Stored entries
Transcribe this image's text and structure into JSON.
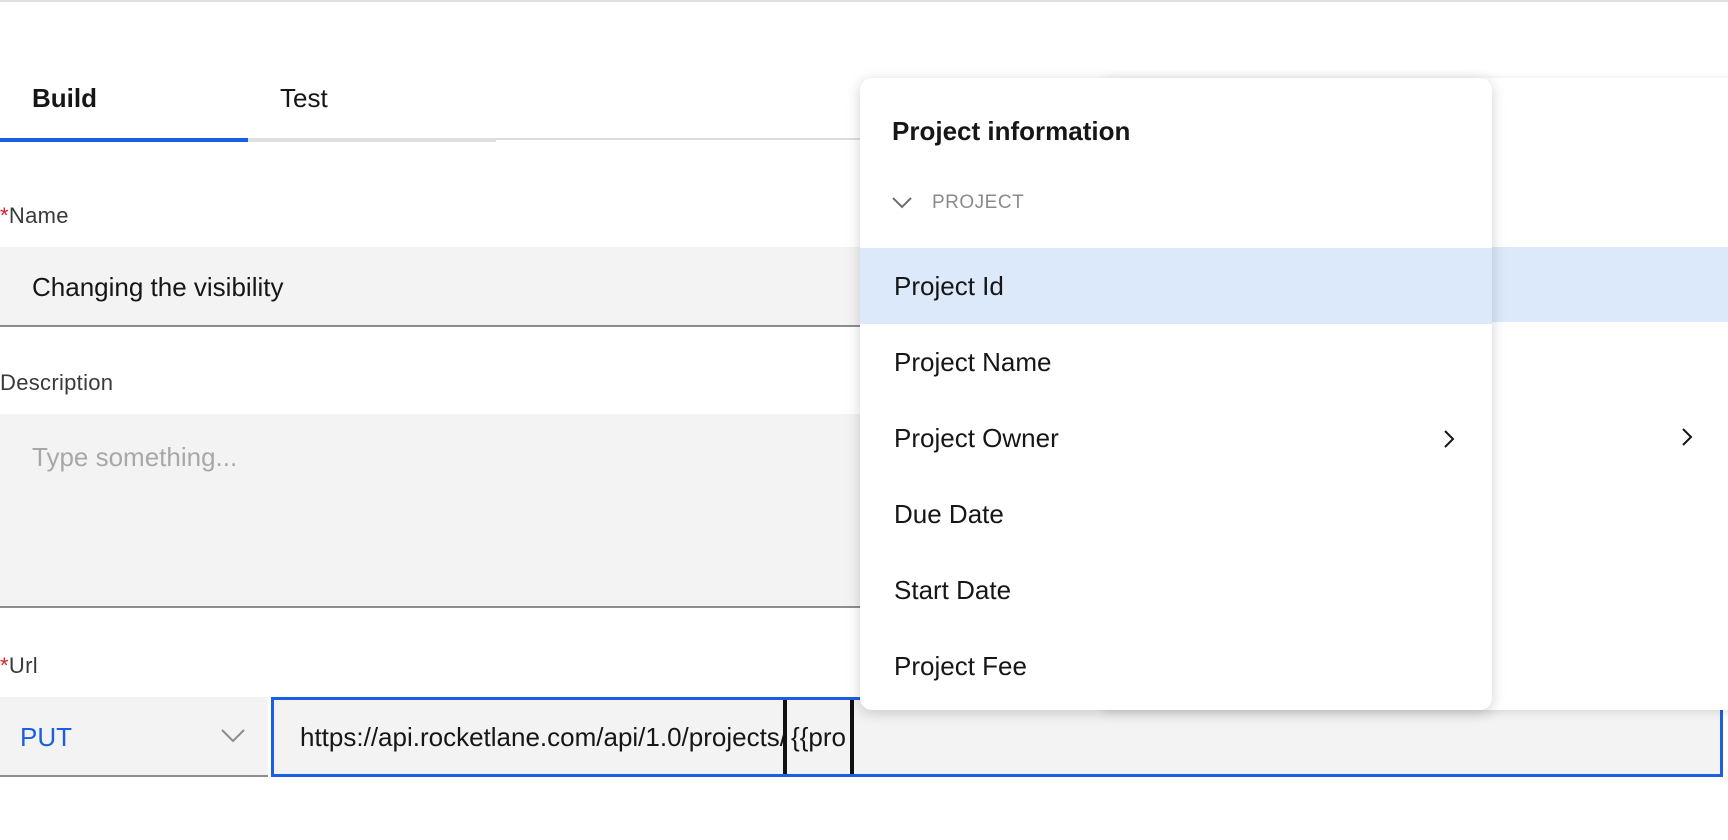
{
  "tabs": [
    {
      "label": "Build",
      "active": true
    },
    {
      "label": "Test",
      "active": false
    }
  ],
  "form": {
    "name_label": "Name",
    "name_value": "Changing the visibility",
    "description_label": "Description",
    "description_placeholder": "Type something...",
    "url_label": "Url",
    "required_marker": "*",
    "method_value": "PUT",
    "url_value": "https://api.rocketlane.com/api/1.0/projects/",
    "url_token": "{{pro"
  },
  "dropdown": {
    "title": "Project information",
    "group_label": "PROJECT",
    "items": [
      {
        "label": "Project Id",
        "active": true,
        "has_submenu": false
      },
      {
        "label": "Project Name",
        "active": false,
        "has_submenu": false
      },
      {
        "label": "Project Owner",
        "active": false,
        "has_submenu": true
      },
      {
        "label": "Due Date",
        "active": false,
        "has_submenu": false
      },
      {
        "label": "Start Date",
        "active": false,
        "has_submenu": false
      },
      {
        "label": "Project Fee",
        "active": false,
        "has_submenu": false
      }
    ]
  },
  "icons": {
    "method_chevron": "chevron-down-icon",
    "group_chevron": "chevron-down-icon",
    "submenu_chevron": "chevron-right-icon"
  },
  "colors": {
    "accent": "#1a5fe3",
    "highlight": "#dbe9fb",
    "required": "#da1e28"
  }
}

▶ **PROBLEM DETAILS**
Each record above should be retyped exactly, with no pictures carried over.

▶ **COMPLETED EXERCISE**
Transcribe this image's text and structure into JSON.
{
  "tabs": [
    {
      "label": "Build",
      "active": true
    },
    {
      "label": "Test",
      "active": false
    }
  ],
  "form": {
    "name_label": "Name",
    "name_value": "Changing the visibility",
    "description_label": "Description",
    "description_placeholder": "Type something...",
    "url_label": "Url",
    "required_marker": "*",
    "method_value": "PUT",
    "url_value": "https://api.rocketlane.com/api/1.0/projects/",
    "url_token": "{{pro"
  },
  "dropdown": {
    "title": "Project information",
    "group_label": "PROJECT",
    "items": [
      {
        "label": "Project Id",
        "active": true,
        "has_submenu": false
      },
      {
        "label": "Project Name",
        "active": false,
        "has_submenu": false
      },
      {
        "label": "Project Owner",
        "active": false,
        "has_submenu": true
      },
      {
        "label": "Due Date",
        "active": false,
        "has_submenu": false
      },
      {
        "label": "Start Date",
        "active": false,
        "has_submenu": false
      },
      {
        "label": "Project Fee",
        "active": false,
        "has_submenu": false
      }
    ]
  },
  "icons": {
    "method_chevron": "chevron-down-icon",
    "group_chevron": "chevron-down-icon",
    "submenu_chevron": "chevron-right-icon"
  },
  "colors": {
    "accent": "#1a5fe3",
    "highlight": "#dbe9fb",
    "required": "#da1e28"
  }
}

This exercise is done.